> PROBLEM TO WORK ON
Copy out all of the lines below exactly; the pictures do not belong in the copy.

> RECORDS SUPPLIED
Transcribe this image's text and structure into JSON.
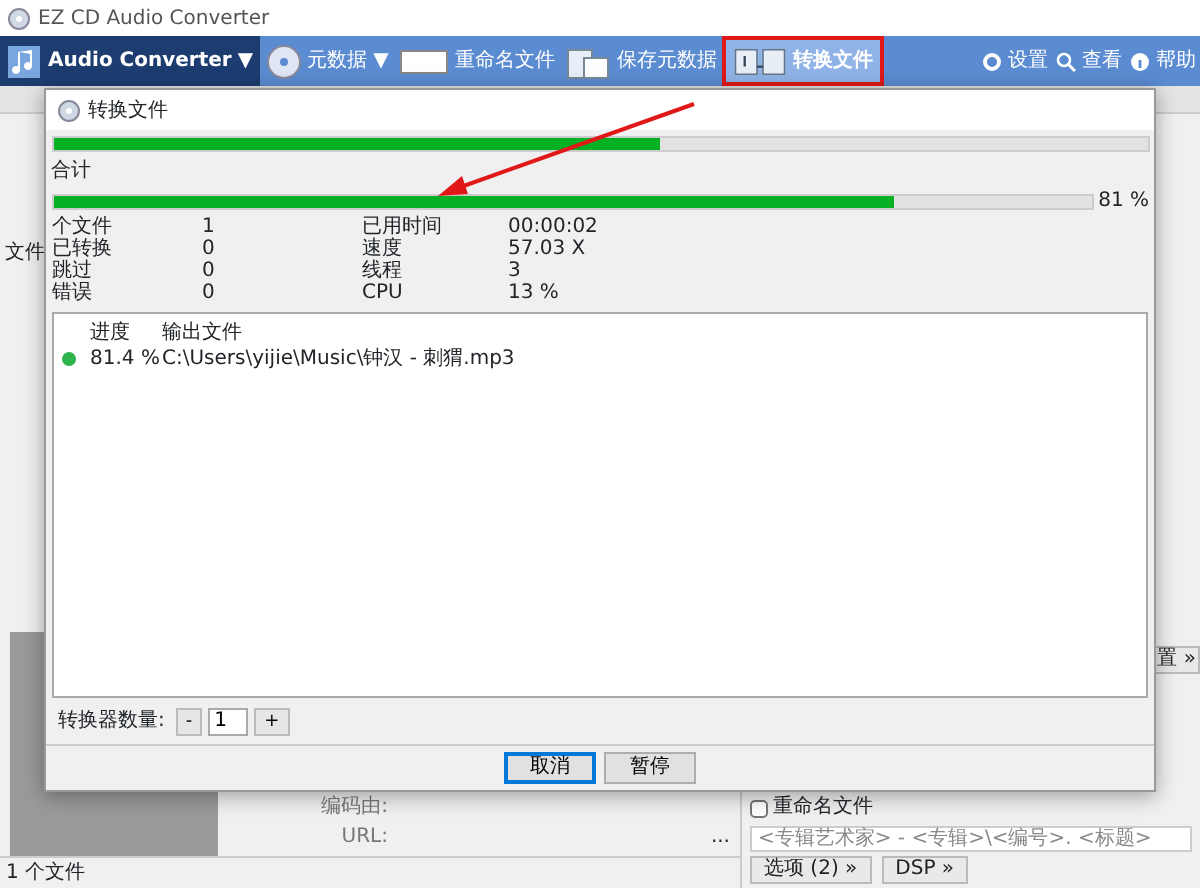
{
  "window": {
    "title": "EZ CD Audio Converter"
  },
  "toolbar": {
    "items": [
      {
        "label": "Audio Converter",
        "caret": "▼",
        "kind": "mode",
        "highlighted": false
      },
      {
        "label": "元数据",
        "caret": "▼",
        "kind": "disc",
        "highlighted": false
      },
      {
        "label": "重命名文件",
        "kind": "rename",
        "highlighted": false
      },
      {
        "label": "保存元数据",
        "kind": "save",
        "highlighted": false
      },
      {
        "label": "转换文件",
        "kind": "convert",
        "highlighted": true
      }
    ],
    "right": [
      {
        "label": "设置",
        "kind": "settings"
      },
      {
        "label": "查看",
        "kind": "search"
      },
      {
        "label": "帮助",
        "kind": "help"
      }
    ]
  },
  "side_label": "文件",
  "side_button": "置 »",
  "metadata": [
    {
      "label": "编码由:"
    },
    {
      "label": "URL:",
      "value": "..."
    }
  ],
  "rename": {
    "label": "重命名文件",
    "checked": false,
    "template": "<专辑艺术家> - <专辑>\\<编号>. <标题>"
  },
  "bottom_buttons": [
    "选项 (2) »",
    "DSP »"
  ],
  "status_bar": "1 个文件",
  "dialog": {
    "title": "转换文件",
    "file_progress": {
      "level": 0.555
    },
    "total_label": "合计",
    "total_progress": {
      "level": 0.81,
      "reading": "81 %"
    },
    "stats": [
      {
        "label": "个文件",
        "value": "1",
        "label2": "已用时间",
        "value2": "00:00:02"
      },
      {
        "label": "已转换",
        "value": "0",
        "label2": "速度",
        "value2": "57.03 X"
      },
      {
        "label": "跳过",
        "value": "0",
        "label2": "线程",
        "value2": "3"
      },
      {
        "label": "错误",
        "value": "0",
        "label2": "CPU",
        "value2": "13 %"
      }
    ],
    "columns": [
      "进度",
      "输出文件"
    ],
    "rows": [
      {
        "color": "#2db34a",
        "progress": "81.4 %",
        "file": "C:\\Users\\yijie\\Music\\钟汉 - 刺猬.mp3"
      }
    ],
    "converter_count": {
      "label": "转换器数量:",
      "minus": "-",
      "value": "1",
      "plus": "+"
    },
    "buttons": [
      {
        "label": "取消",
        "default": true
      },
      {
        "label": "暂停",
        "default": false
      }
    ]
  }
}
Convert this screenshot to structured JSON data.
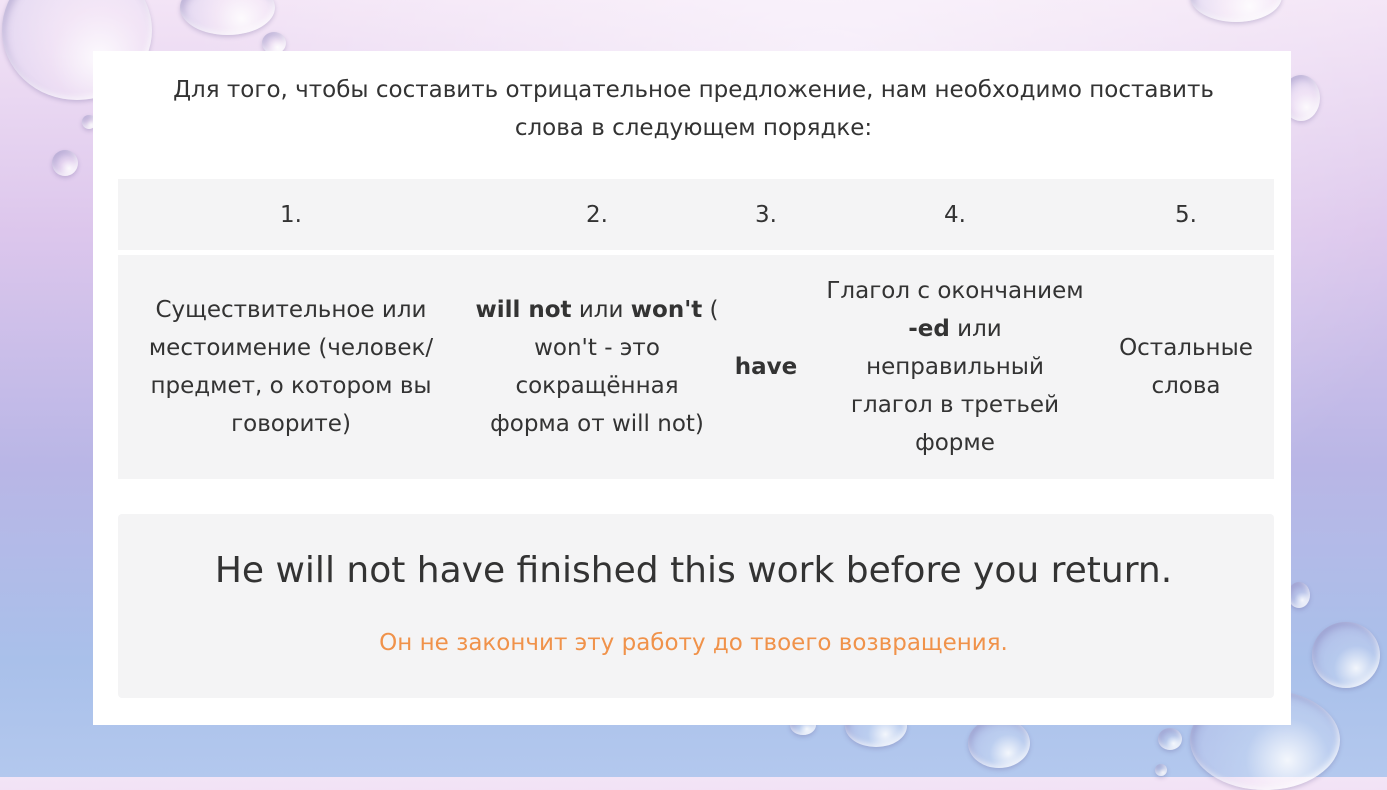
{
  "intro": {
    "line1": "Для того, чтобы составить отрицательное предложение, нам необходимо поставить",
    "line2": "слова в следующем порядке:"
  },
  "table": {
    "headers": [
      "1.",
      "2.",
      "3.",
      "4.",
      "5."
    ],
    "col1": [
      "Существительное или",
      "местоимение (человек/",
      "предмет, о котором вы",
      "говорите)"
    ],
    "col2": {
      "bold1": "will not",
      "mid": " или ",
      "bold2": "won't",
      "tail": " (",
      "line2": "won't - это",
      "line3": "сокращённая",
      "line4": "форма от will not)"
    },
    "col3": "have",
    "col4": {
      "line1": "Глагол с окончанием",
      "bold": "-ed",
      "after_bold": " или",
      "line3": "неправильный",
      "line4": "глагол в третьей",
      "line5": "форме"
    },
    "col5": [
      "Остальные",
      "слова"
    ]
  },
  "example": {
    "english": "He will not have finished this work before you return.",
    "russian": "Он не закончит эту работу до твоего возвращения.",
    "russian_color": "#f0924a"
  }
}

> RESPONSE AREA
Transcribe this image's text and structure into JSON.
{
  "window": {
    "title": "EZ CD Audio Converter"
  },
  "toolbar": {
    "items": [
      {
        "label": "Audio Converter",
        "caret": "▼",
        "kind": "mode",
        "highlighted": false
      },
      {
        "label": "元数据",
        "caret": "▼",
        "kind": "disc",
        "highlighted": false
      },
      {
        "label": "重命名文件",
        "kind": "rename",
        "highlighted": false
      },
      {
        "label": "保存元数据",
        "kind": "save",
        "highlighted": false
      },
      {
        "label": "转换文件",
        "kind": "convert",
        "highlighted": true
      }
    ],
    "right": [
      {
        "label": "设置",
        "kind": "settings"
      },
      {
        "label": "查看",
        "kind": "search"
      },
      {
        "label": "帮助",
        "kind": "help"
      }
    ]
  },
  "side_label": "文件",
  "side_button": "置 »",
  "metadata": [
    {
      "label": "编码由:"
    },
    {
      "label": "URL:",
      "value": "..."
    }
  ],
  "rename": {
    "label": "重命名文件",
    "checked": false,
    "template": "<专辑艺术家> - <专辑>\\<编号>. <标题>"
  },
  "bottom_buttons": [
    "选项 (2) »",
    "DSP »"
  ],
  "status_bar": "1 个文件",
  "dialog": {
    "title": "转换文件",
    "file_progress": {
      "level": 0.555
    },
    "total_label": "合计",
    "total_progress": {
      "level": 0.81,
      "reading": "81 %"
    },
    "stats": [
      {
        "label": "个文件",
        "value": "1",
        "label2": "已用时间",
        "value2": "00:00:02"
      },
      {
        "label": "已转换",
        "value": "0",
        "label2": "速度",
        "value2": "57.03 X"
      },
      {
        "label": "跳过",
        "value": "0",
        "label2": "线程",
        "value2": "3"
      },
      {
        "label": "错误",
        "value": "0",
        "label2": "CPU",
        "value2": "13 %"
      }
    ],
    "columns": [
      "进度",
      "输出文件"
    ],
    "rows": [
      {
        "color": "#2db34a",
        "progress": "81.4 %",
        "file": "C:\\Users\\yijie\\Music\\钟汉 - 刺猬.mp3"
      }
    ],
    "converter_count": {
      "label": "转换器数量:",
      "minus": "-",
      "value": "1",
      "plus": "+"
    },
    "buttons": [
      {
        "label": "取消",
        "default": true
      },
      {
        "label": "暂停",
        "default": false
      }
    ]
  }
}
Convert this screenshot to structured JSON data.
{
  "intro": {
    "line1": "Для того, чтобы составить отрицательное предложение, нам необходимо поставить",
    "line2": "слова в следующем порядке:"
  },
  "table": {
    "headers": [
      "1.",
      "2.",
      "3.",
      "4.",
      "5."
    ],
    "col1": [
      "Существительное или",
      "местоимение (человек/",
      "предмет, о котором вы",
      "говорите)"
    ],
    "col2": {
      "bold1": "will not",
      "mid": " или ",
      "bold2": "won't",
      "tail": " (",
      "line2": "won't - это",
      "line3": "сокращённая",
      "line4": "форма от will not)"
    },
    "col3": "have",
    "col4": {
      "line1": "Глагол с окончанием",
      "bold": "-ed",
      "after_bold": " или",
      "line3": "неправильный",
      "line4": "глагол в третьей",
      "line5": "форме"
    },
    "col5": [
      "Остальные",
      "слова"
    ]
  },
  "example": {
    "english": "He will not have finished this work before you return.",
    "russian": "Он не закончит эту работу до твоего возвращения.",
    "russian_color": "#f0924a"
  }
}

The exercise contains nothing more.